PROBLEM REQUIREMENTS
With the pictures set aside, reproduce each entry precisely as it reads.

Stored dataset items
++++
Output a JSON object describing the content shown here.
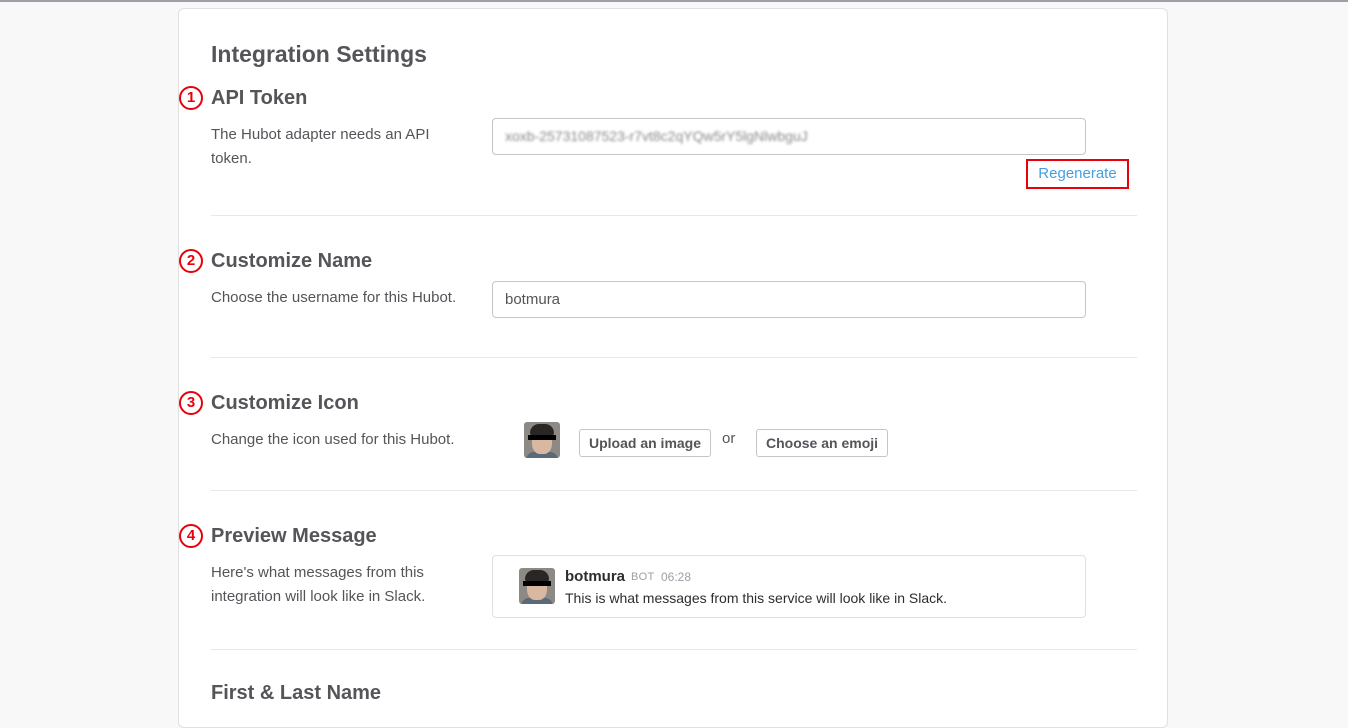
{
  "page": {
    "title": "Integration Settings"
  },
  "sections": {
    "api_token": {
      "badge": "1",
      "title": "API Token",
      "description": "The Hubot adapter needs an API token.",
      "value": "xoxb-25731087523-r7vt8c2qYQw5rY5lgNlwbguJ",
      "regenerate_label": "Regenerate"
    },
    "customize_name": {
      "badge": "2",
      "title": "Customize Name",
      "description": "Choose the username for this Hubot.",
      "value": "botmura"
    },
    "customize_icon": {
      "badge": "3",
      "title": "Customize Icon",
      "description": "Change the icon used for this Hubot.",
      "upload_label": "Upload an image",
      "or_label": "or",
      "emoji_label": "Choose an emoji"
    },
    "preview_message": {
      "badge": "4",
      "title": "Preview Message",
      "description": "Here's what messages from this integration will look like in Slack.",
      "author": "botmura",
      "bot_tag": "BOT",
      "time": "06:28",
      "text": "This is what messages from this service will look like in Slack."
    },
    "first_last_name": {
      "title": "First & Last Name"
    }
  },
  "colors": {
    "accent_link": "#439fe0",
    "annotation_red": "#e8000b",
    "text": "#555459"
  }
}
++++
WRITTEN ANSWER
Output a JSON object describing the content shown here.
{
  "page": {
    "title": "Integration Settings"
  },
  "sections": {
    "api_token": {
      "badge": "1",
      "title": "API Token",
      "description": "The Hubot adapter needs an API token.",
      "value": "xoxb-25731087523-r7vt8c2qYQw5rY5lgNlwbguJ",
      "regenerate_label": "Regenerate"
    },
    "customize_name": {
      "badge": "2",
      "title": "Customize Name",
      "description": "Choose the username for this Hubot.",
      "value": "botmura"
    },
    "customize_icon": {
      "badge": "3",
      "title": "Customize Icon",
      "description": "Change the icon used for this Hubot.",
      "upload_label": "Upload an image",
      "or_label": "or",
      "emoji_label": "Choose an emoji"
    },
    "preview_message": {
      "badge": "4",
      "title": "Preview Message",
      "description": "Here's what messages from this integration will look like in Slack.",
      "author": "botmura",
      "bot_tag": "BOT",
      "time": "06:28",
      "text": "This is what messages from this service will look like in Slack."
    },
    "first_last_name": {
      "title": "First & Last Name"
    }
  },
  "colors": {
    "accent_link": "#439fe0",
    "annotation_red": "#e8000b",
    "text": "#555459"
  }
}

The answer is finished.